# Dataset items
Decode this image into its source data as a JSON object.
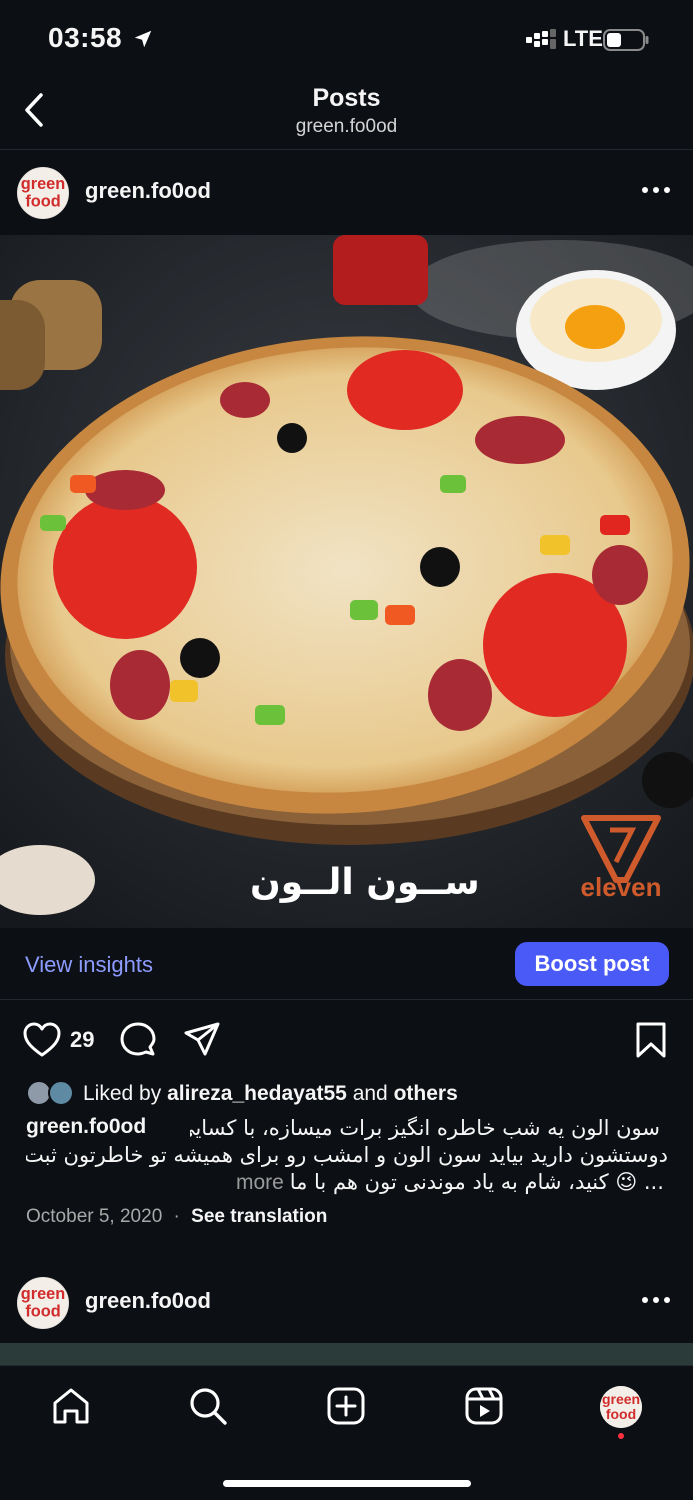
{
  "status_bar": {
    "time": "03:58",
    "network": "LTE"
  },
  "header": {
    "title": "Posts",
    "subtitle": "green.fo0od"
  },
  "post": {
    "username": "green.fo0od",
    "brand_text_persian": "ســون الــون",
    "logo_text": "eleven",
    "insights_label": "View insights",
    "boost_label": "Boost post",
    "like_count": "29",
    "likes": {
      "prefix": "Liked by",
      "user": "alireza_hedayat55",
      "connector": "and",
      "others": "others"
    },
    "caption": {
      "username": "green.fo0od",
      "line1": "سون الون یه شب خاطره انگیز برات میسازه، با کسایی که",
      "line2": "دوستشون دارید بیاید سون الون و امشب رو برای همیشه تو خاطرتون ثبت",
      "line3": "کنید، شام به یاد موندنی تون هم با ما 😉 ...",
      "more_label": "more"
    },
    "date": "October 5, 2020",
    "separator": "·",
    "translation_label": "See translation"
  },
  "next_post": {
    "username": "green.fo0od"
  },
  "avatar_text": [
    "green",
    "food"
  ],
  "colors": {
    "accent_blue": "#4a5af6",
    "insights_blue": "#8d9cff",
    "notification_red": "#ff3040",
    "background": "#0c0f14"
  },
  "icons": [
    "location-arrow-icon",
    "signal-icon",
    "battery-icon",
    "back-chevron-icon",
    "more-dots-icon",
    "heart-icon",
    "comment-icon",
    "share-icon",
    "bookmark-icon",
    "home-icon",
    "search-icon",
    "create-icon",
    "reels-icon"
  ]
}
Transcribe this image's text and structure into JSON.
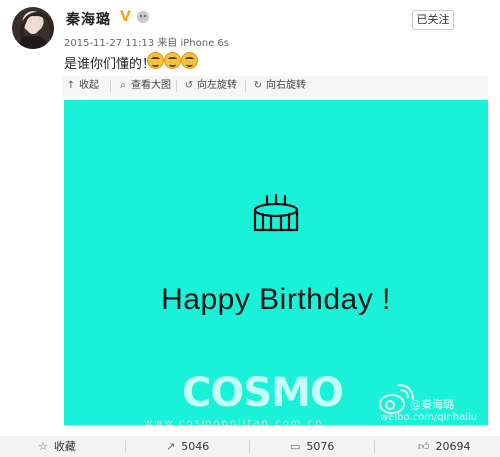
{
  "post": {
    "author": "秦海璐",
    "follow_label": "已关注",
    "timestamp": "2015-11-27 11:13",
    "source": "来自 iPhone 6s",
    "text": "是谁你们懂的！"
  },
  "toolbar": {
    "collapse": "收起",
    "view_large": "查看大图",
    "rotate_left": "向左旋转",
    "rotate_right": "向右旋转"
  },
  "image": {
    "background_color": "#19f2d8",
    "headline": "Happy Birthday !",
    "watermark_logo": "COSMO",
    "watermark_user": "@秦海璐",
    "watermark_site": "weibo.com/qinhailu",
    "cosmo_url": "www.cosmopolitan.com.cn"
  },
  "actions": {
    "favorite": "收藏",
    "repost_count": "5046",
    "comment_count": "5076",
    "like_count": "20694"
  }
}
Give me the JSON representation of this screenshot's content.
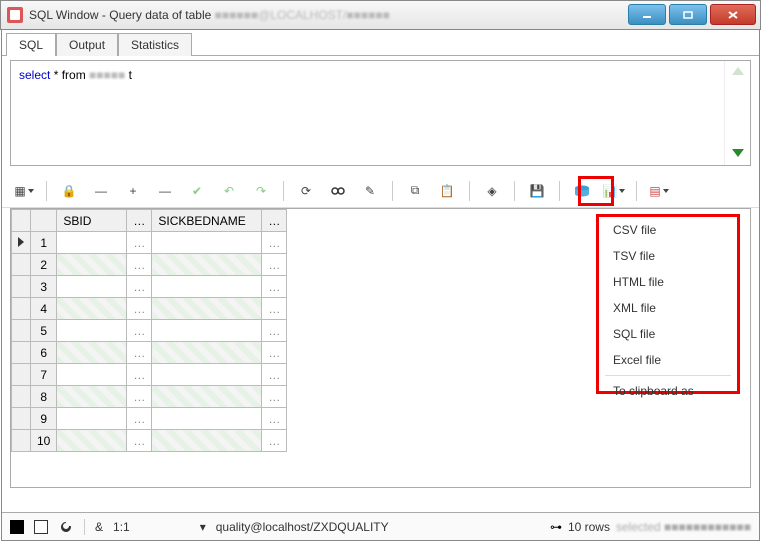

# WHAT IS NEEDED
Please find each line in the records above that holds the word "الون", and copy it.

# ANSWER BOX
      "line1": "سون الون یه شب خاطره انگیز برات میسازه، با کسایی که",
      "line2": "دوستشون دارید بیاید سون الون و امشب رو برای همیشه تو خاطرتون ثبت",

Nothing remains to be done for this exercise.